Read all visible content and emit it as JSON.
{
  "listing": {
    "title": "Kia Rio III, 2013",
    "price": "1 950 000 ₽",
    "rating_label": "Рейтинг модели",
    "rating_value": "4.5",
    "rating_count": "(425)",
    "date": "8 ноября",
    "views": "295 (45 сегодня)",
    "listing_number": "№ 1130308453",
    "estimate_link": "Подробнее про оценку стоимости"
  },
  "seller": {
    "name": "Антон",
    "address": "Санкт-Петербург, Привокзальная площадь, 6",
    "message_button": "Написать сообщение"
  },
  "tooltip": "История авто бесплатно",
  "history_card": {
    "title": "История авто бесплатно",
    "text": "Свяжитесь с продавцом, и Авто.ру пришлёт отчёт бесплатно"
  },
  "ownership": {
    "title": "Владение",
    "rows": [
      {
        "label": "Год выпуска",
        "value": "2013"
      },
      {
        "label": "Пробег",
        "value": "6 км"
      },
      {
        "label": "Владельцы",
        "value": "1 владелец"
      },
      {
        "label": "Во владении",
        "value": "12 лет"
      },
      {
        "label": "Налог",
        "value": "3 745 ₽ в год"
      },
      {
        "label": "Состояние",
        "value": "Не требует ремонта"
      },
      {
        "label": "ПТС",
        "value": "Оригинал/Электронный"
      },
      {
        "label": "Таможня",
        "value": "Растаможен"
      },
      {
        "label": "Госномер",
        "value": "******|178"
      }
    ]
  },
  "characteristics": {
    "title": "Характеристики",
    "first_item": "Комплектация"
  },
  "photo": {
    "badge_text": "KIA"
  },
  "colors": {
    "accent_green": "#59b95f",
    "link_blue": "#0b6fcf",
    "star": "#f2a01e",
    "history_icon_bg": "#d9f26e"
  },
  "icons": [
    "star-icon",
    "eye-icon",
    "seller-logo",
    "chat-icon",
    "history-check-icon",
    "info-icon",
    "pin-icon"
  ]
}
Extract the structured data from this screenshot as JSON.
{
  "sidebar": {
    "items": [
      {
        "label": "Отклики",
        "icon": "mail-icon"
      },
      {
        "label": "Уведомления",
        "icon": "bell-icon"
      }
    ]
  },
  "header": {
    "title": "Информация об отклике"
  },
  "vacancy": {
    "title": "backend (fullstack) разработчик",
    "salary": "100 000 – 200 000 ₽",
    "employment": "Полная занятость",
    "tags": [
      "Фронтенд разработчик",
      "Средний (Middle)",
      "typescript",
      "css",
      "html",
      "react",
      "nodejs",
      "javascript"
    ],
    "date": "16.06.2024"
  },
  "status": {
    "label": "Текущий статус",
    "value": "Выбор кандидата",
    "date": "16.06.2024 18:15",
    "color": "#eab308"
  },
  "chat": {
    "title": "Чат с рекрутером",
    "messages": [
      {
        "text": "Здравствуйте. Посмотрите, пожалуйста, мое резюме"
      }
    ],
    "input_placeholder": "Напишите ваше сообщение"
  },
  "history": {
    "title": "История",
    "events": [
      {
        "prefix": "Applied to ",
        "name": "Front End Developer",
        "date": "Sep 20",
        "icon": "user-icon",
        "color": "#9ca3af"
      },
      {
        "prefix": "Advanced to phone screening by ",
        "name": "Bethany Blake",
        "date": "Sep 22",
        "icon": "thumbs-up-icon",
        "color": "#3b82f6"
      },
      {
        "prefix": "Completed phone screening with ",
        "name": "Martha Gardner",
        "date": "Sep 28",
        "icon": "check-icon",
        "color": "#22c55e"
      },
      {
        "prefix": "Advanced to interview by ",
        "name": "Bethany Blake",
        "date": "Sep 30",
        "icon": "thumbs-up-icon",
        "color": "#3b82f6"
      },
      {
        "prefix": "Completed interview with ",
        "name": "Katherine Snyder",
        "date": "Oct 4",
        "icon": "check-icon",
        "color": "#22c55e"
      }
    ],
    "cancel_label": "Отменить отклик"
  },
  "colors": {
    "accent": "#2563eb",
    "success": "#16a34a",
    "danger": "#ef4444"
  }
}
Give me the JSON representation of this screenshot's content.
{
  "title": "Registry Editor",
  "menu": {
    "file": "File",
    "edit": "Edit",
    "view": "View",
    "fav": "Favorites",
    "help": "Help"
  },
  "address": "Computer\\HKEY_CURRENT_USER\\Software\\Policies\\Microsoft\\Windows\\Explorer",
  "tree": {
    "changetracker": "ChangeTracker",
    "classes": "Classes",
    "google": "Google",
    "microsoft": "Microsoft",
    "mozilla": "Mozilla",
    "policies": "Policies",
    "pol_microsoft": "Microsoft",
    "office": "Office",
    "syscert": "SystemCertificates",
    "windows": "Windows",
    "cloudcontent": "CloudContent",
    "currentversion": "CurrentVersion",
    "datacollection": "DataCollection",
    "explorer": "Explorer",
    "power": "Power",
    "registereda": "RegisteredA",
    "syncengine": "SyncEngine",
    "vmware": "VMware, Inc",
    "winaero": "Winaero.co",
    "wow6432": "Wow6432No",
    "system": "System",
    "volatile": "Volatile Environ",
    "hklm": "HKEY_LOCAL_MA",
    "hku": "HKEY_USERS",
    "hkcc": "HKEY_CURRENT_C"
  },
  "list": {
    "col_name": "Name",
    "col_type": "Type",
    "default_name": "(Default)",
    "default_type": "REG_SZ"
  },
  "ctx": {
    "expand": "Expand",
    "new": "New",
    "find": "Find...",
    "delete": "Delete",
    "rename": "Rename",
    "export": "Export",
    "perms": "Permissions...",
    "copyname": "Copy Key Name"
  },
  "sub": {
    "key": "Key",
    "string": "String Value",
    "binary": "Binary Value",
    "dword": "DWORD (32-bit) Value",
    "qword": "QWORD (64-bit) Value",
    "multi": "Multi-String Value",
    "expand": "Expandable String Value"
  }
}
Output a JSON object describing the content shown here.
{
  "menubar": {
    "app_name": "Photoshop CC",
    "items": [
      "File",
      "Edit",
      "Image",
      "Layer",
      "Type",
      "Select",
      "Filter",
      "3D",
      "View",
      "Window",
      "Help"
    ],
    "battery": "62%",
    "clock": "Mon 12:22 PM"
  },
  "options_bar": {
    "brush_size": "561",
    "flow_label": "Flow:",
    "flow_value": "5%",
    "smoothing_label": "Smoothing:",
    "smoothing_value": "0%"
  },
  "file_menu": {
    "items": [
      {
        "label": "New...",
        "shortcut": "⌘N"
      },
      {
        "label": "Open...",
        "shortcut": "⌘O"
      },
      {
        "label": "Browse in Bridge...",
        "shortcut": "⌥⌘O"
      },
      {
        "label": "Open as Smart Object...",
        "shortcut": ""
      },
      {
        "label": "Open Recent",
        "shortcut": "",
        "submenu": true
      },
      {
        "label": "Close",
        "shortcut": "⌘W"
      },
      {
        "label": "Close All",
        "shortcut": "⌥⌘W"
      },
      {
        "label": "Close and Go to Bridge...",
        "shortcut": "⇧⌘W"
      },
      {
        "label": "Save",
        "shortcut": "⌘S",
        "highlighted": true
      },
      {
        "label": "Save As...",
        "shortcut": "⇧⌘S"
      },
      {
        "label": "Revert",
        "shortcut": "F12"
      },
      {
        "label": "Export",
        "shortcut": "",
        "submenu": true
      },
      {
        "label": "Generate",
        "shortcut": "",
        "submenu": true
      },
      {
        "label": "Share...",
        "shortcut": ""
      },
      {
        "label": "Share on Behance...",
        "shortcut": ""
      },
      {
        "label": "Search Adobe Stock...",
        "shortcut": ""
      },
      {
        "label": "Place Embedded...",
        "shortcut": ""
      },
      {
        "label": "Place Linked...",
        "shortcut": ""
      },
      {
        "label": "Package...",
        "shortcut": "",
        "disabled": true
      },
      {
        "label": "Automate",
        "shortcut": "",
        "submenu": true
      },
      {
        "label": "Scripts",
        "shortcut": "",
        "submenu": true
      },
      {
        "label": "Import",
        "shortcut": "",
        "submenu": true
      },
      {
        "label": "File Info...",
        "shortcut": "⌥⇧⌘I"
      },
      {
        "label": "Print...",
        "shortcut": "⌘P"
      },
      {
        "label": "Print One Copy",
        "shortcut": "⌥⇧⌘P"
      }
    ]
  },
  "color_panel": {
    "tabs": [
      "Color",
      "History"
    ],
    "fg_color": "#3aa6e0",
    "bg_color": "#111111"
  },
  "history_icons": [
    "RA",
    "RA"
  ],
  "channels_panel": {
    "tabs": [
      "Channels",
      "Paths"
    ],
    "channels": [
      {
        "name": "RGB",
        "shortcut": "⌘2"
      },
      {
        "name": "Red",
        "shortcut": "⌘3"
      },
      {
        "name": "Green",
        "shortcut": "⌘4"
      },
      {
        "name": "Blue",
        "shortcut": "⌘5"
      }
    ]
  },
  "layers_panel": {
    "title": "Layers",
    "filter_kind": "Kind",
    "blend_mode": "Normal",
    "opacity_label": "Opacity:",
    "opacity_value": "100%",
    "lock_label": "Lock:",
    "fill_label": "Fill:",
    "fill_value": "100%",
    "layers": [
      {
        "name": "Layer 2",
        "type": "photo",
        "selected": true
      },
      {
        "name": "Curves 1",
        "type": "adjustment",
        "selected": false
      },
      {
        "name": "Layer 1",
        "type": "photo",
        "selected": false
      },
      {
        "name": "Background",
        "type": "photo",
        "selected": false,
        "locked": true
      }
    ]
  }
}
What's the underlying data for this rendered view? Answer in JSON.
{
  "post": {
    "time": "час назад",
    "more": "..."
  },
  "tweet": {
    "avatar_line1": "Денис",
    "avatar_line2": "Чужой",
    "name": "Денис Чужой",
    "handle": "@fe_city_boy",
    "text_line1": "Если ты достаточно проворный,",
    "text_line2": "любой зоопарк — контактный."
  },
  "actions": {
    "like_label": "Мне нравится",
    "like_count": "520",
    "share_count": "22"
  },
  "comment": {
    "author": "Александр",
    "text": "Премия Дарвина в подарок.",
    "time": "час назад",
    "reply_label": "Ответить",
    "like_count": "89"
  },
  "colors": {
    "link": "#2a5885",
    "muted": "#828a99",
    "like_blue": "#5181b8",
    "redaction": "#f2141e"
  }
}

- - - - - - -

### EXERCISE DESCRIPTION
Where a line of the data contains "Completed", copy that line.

### PROBLEM SOLUTION
        "prefix": "Completed phone screening with ",
        "prefix": "Completed interview with ",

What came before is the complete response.